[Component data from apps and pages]
============================================================
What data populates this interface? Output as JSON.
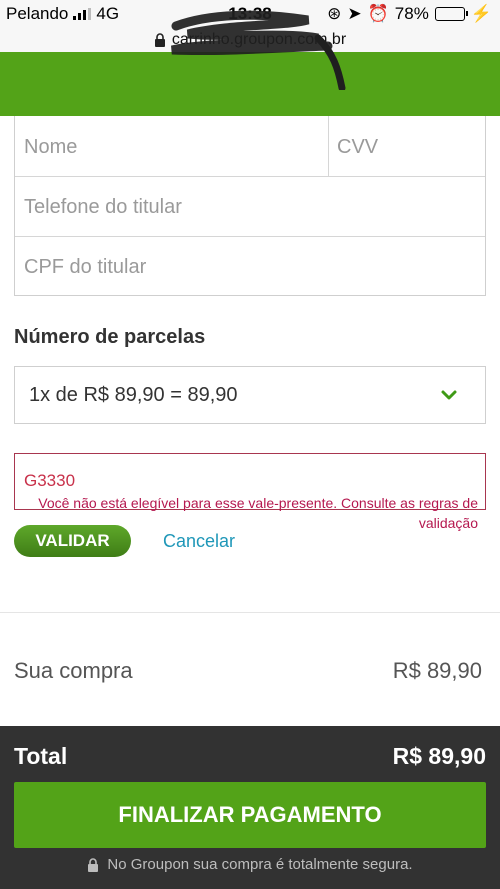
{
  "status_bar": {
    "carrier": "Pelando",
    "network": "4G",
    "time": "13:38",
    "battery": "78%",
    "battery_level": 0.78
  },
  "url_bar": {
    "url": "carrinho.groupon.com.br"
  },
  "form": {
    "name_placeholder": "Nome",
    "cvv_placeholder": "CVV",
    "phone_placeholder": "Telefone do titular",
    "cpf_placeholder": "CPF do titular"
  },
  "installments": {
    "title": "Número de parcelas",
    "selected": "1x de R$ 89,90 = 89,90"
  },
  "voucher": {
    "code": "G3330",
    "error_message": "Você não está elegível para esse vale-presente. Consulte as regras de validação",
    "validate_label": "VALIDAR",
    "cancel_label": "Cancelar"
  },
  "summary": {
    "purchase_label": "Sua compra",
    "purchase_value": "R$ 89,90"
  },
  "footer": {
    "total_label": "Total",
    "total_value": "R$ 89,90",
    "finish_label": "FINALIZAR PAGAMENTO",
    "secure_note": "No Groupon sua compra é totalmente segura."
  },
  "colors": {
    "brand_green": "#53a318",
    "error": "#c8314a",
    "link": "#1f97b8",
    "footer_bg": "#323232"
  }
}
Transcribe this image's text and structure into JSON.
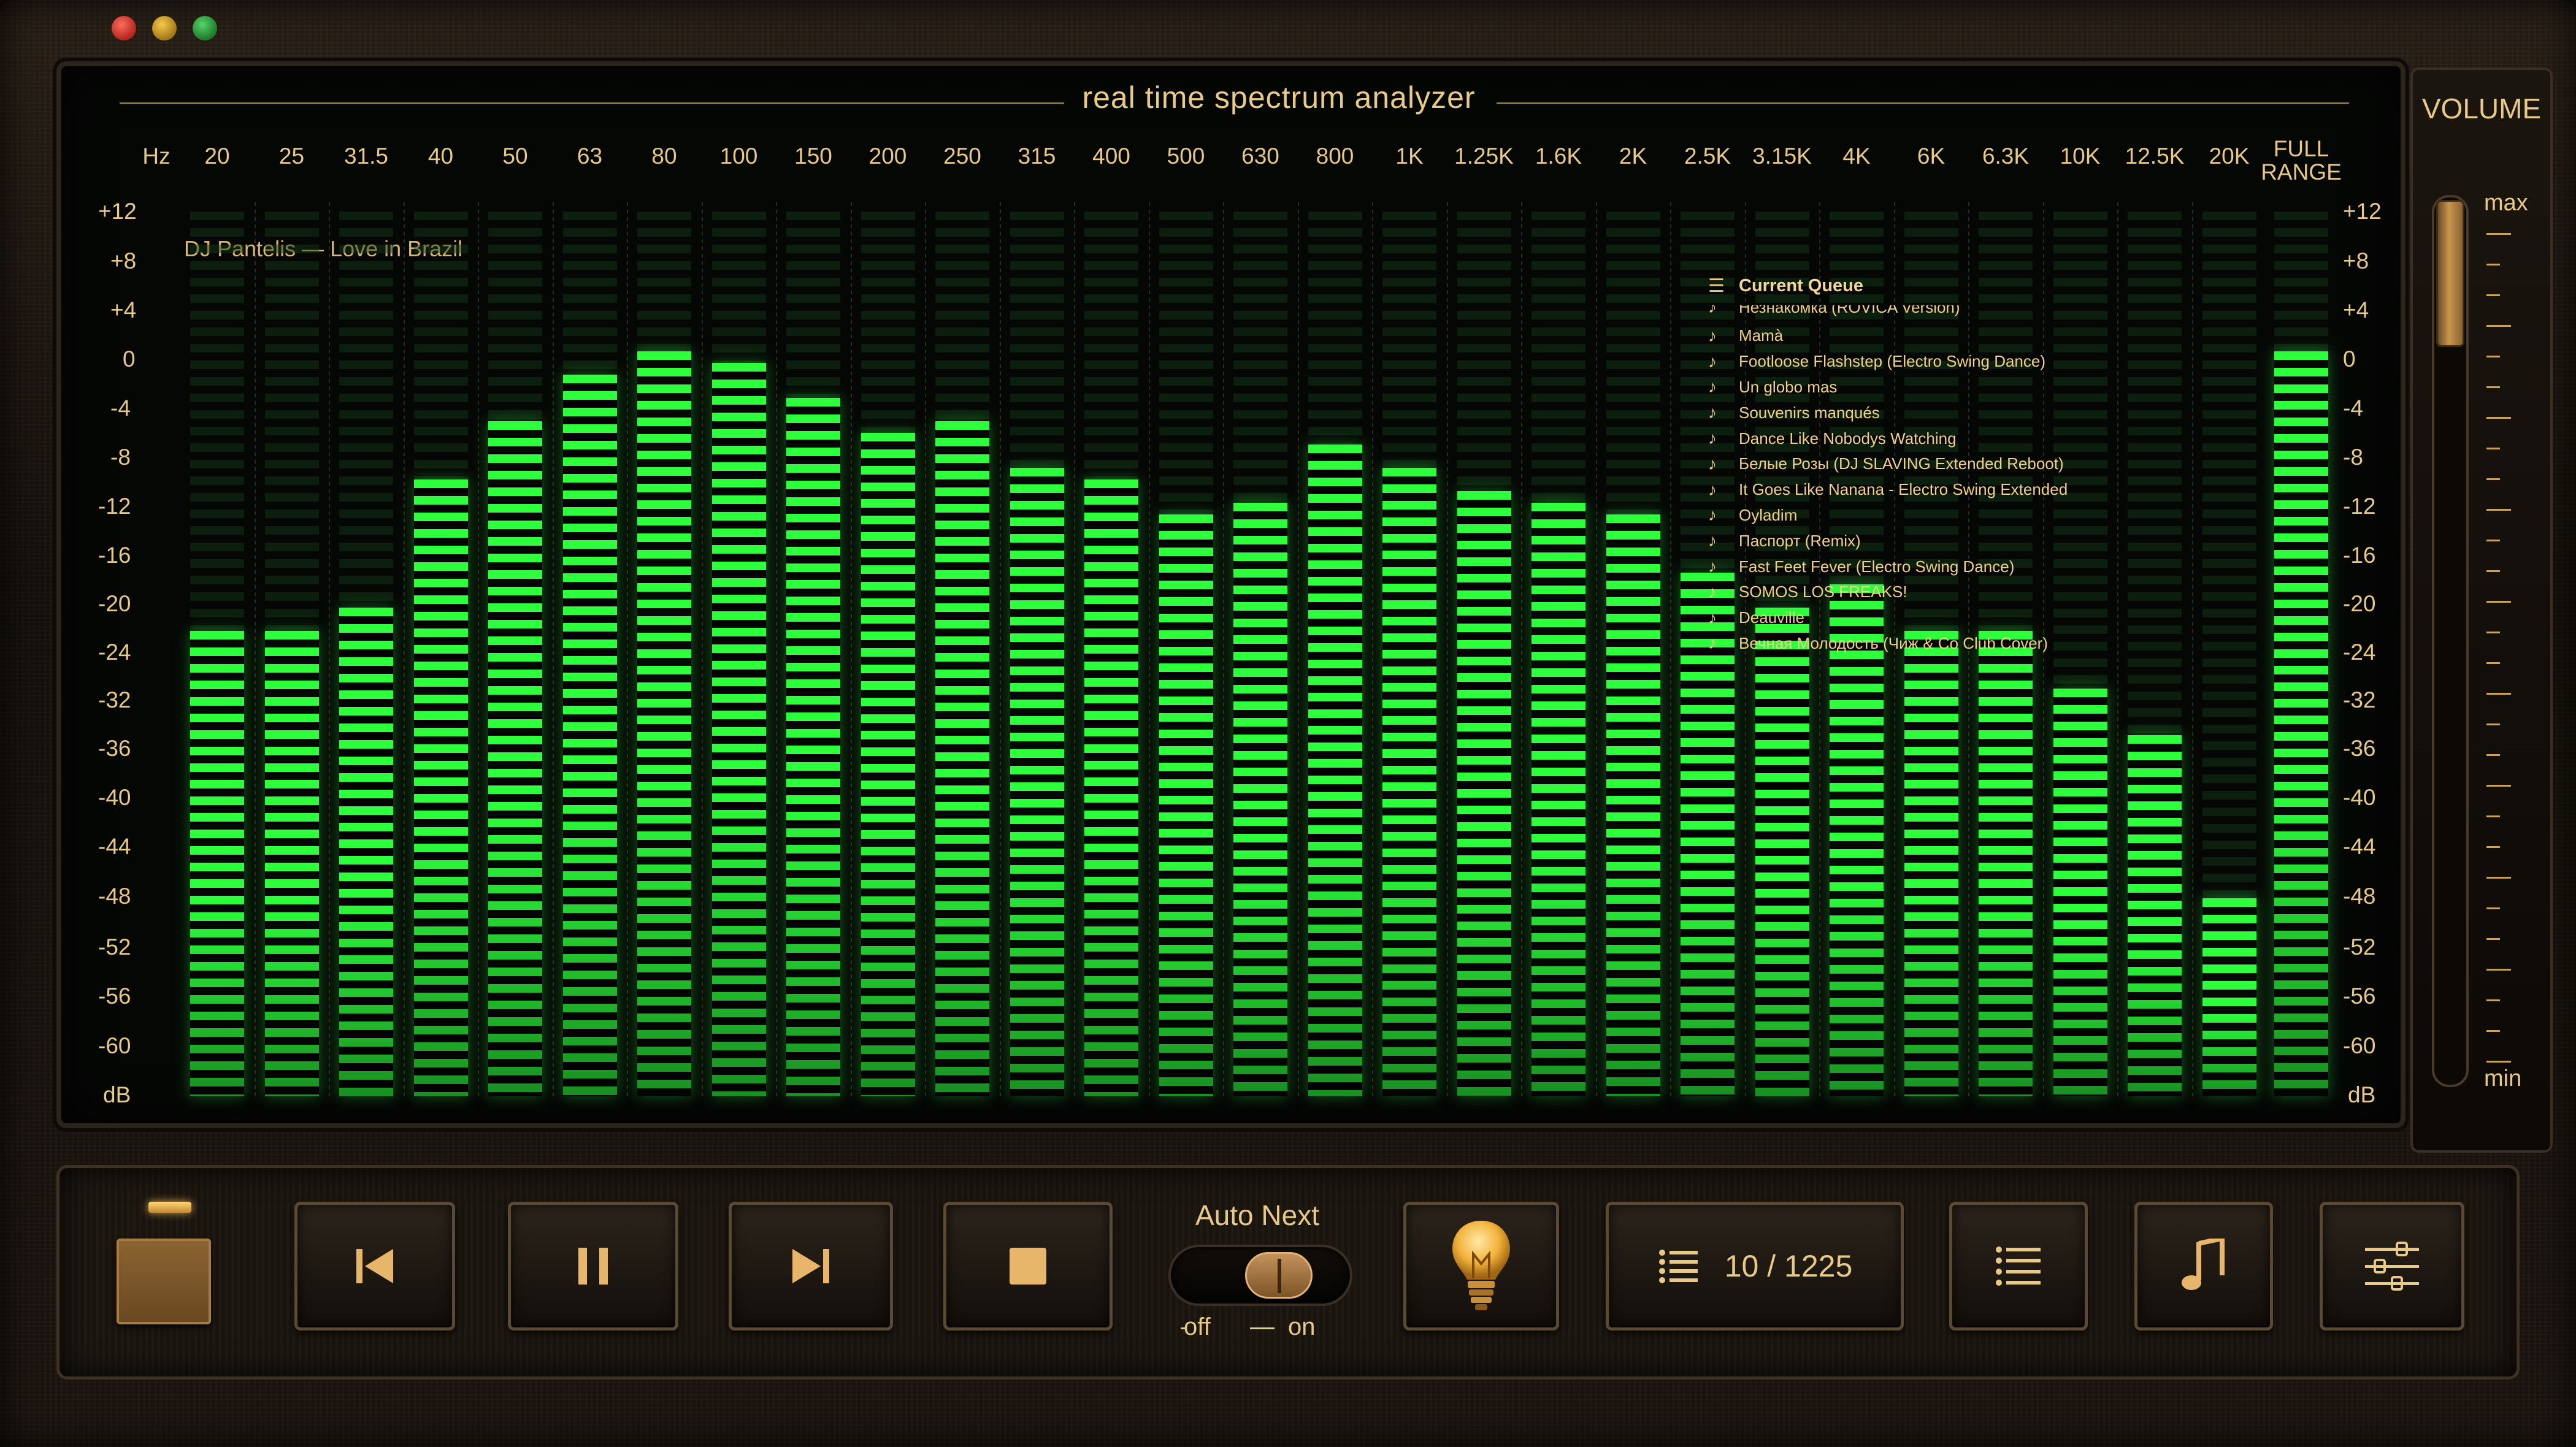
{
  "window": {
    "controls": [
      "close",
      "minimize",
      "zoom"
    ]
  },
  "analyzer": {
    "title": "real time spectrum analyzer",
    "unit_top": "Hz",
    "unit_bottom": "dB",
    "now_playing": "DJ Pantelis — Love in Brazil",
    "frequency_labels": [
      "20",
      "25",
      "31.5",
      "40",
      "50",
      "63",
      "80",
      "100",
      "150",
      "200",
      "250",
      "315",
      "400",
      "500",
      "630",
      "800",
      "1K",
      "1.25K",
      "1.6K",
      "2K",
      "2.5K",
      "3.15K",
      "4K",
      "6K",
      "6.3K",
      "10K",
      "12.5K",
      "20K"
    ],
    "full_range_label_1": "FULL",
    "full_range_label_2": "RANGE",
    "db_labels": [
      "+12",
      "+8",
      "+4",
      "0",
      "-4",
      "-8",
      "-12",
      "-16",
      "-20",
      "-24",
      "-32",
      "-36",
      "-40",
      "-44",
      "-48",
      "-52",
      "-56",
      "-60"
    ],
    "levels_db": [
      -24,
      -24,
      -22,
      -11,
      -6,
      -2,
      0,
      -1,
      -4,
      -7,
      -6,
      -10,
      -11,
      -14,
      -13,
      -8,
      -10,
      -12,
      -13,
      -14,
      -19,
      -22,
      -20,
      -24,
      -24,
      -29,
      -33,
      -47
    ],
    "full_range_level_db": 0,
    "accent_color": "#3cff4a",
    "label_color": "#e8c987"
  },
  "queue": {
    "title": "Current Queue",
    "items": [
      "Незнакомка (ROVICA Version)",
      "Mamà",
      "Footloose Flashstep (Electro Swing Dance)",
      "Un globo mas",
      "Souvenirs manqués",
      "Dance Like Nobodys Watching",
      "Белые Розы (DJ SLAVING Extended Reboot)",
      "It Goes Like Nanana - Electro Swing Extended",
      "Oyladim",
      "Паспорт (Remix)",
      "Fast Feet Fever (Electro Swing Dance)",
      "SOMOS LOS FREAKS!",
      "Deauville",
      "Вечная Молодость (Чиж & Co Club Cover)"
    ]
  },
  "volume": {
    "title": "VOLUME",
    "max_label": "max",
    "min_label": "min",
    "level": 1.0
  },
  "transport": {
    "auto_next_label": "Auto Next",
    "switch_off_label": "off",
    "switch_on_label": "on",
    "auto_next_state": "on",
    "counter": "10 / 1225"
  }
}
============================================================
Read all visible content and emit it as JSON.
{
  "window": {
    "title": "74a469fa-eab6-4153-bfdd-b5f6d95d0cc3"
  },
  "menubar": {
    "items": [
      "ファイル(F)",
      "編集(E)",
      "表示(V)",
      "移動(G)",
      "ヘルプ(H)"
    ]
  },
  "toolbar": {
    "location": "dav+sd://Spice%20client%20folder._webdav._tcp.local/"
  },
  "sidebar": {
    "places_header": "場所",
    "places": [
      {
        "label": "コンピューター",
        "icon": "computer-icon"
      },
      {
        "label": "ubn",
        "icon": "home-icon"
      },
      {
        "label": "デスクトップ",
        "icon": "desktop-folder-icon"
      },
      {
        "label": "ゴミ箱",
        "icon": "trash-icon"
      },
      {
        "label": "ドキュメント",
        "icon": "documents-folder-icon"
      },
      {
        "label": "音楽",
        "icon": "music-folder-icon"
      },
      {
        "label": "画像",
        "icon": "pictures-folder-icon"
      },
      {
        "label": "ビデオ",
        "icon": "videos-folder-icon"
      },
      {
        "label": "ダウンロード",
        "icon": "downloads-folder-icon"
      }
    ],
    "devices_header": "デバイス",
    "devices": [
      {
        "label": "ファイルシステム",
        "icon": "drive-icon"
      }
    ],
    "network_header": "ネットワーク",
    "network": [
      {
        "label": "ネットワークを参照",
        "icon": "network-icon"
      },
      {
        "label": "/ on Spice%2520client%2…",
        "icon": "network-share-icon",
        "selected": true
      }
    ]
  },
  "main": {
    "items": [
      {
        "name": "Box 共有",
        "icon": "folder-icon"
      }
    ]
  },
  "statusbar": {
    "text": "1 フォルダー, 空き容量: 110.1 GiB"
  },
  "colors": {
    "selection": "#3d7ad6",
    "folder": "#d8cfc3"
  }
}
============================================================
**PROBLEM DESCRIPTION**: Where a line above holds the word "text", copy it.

**RESPONSE**:
Transcribe this image's text and structure into JSON.
    "text": "1 フォルダー, 空き容量: 110.1 GiB"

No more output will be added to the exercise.